### The records
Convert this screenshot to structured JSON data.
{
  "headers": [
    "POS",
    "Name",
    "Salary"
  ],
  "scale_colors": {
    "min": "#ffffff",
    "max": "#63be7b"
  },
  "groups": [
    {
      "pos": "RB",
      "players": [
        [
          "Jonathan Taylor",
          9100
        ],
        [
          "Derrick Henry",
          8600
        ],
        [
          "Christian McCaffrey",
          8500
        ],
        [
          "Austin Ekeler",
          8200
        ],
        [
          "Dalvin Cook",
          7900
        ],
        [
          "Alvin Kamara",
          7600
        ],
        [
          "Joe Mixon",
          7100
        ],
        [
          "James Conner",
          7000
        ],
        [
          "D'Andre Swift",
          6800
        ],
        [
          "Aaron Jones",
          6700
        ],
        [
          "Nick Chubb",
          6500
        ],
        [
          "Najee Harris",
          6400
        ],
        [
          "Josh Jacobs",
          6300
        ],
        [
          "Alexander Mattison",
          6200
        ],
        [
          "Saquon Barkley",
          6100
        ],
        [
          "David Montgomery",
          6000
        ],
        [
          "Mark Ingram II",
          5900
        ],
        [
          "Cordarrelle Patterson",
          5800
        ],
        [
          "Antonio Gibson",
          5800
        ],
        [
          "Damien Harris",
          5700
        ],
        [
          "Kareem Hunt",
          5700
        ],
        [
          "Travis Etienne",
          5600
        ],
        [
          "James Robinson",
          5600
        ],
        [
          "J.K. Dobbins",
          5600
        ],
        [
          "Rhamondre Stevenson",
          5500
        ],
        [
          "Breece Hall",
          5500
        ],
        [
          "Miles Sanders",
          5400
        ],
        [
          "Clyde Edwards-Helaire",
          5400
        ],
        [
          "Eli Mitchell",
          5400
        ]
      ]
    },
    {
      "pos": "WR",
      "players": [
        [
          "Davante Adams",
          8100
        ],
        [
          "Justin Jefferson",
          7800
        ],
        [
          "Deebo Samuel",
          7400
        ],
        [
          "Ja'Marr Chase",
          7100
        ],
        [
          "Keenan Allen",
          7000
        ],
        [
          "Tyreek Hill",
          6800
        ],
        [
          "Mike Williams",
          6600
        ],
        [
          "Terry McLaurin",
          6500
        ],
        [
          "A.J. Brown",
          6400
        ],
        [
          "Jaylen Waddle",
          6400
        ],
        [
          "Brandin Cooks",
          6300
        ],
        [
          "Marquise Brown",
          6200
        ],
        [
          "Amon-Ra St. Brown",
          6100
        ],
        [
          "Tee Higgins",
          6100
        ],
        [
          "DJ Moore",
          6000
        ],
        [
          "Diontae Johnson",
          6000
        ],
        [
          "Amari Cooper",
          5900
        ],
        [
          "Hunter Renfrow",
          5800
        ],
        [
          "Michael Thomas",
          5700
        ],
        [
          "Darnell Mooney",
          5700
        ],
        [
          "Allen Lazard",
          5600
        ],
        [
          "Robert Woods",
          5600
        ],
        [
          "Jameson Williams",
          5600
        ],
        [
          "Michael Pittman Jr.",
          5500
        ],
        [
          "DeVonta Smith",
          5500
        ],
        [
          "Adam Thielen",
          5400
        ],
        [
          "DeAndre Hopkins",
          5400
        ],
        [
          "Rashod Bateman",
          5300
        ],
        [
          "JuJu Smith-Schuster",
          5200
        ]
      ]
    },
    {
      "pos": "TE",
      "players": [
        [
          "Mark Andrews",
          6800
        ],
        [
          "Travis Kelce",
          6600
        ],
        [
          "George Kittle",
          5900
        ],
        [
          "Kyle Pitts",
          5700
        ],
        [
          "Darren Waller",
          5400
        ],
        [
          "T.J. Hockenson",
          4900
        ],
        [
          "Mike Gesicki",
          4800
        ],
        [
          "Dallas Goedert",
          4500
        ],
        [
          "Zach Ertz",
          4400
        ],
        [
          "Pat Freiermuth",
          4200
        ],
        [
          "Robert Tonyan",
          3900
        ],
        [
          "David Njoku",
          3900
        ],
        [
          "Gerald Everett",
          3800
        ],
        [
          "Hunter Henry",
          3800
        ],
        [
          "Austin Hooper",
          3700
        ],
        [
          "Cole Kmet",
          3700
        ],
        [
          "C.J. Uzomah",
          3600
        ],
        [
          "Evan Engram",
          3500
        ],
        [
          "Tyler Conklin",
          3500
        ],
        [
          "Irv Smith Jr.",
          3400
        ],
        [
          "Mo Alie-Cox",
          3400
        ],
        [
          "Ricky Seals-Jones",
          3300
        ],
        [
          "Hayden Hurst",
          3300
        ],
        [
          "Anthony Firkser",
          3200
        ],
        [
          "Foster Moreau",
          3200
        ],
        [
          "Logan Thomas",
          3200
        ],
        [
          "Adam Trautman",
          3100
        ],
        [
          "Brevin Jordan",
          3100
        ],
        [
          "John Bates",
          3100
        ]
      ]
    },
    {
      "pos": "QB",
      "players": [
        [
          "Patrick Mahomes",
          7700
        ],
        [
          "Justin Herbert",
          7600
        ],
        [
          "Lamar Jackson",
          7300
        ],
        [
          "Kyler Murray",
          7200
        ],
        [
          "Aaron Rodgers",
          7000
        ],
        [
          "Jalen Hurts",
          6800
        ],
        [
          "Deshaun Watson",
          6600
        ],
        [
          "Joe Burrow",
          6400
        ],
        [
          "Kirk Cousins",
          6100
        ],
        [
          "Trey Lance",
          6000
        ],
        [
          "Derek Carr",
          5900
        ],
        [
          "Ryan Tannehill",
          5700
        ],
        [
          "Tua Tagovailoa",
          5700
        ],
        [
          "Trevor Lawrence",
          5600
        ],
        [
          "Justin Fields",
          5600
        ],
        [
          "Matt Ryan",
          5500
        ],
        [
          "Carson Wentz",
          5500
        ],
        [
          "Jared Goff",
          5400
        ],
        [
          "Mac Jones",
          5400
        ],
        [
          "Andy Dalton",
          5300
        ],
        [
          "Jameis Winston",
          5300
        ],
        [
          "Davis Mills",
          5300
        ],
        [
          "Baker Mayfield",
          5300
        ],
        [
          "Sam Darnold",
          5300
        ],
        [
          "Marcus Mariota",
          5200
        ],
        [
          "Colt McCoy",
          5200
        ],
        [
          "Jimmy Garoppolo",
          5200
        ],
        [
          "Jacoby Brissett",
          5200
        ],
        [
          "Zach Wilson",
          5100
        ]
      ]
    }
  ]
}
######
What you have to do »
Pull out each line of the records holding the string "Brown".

Response »
          "A.J. Brown",
          "Marquise Brown",
          "Amon-Ra St. Brown",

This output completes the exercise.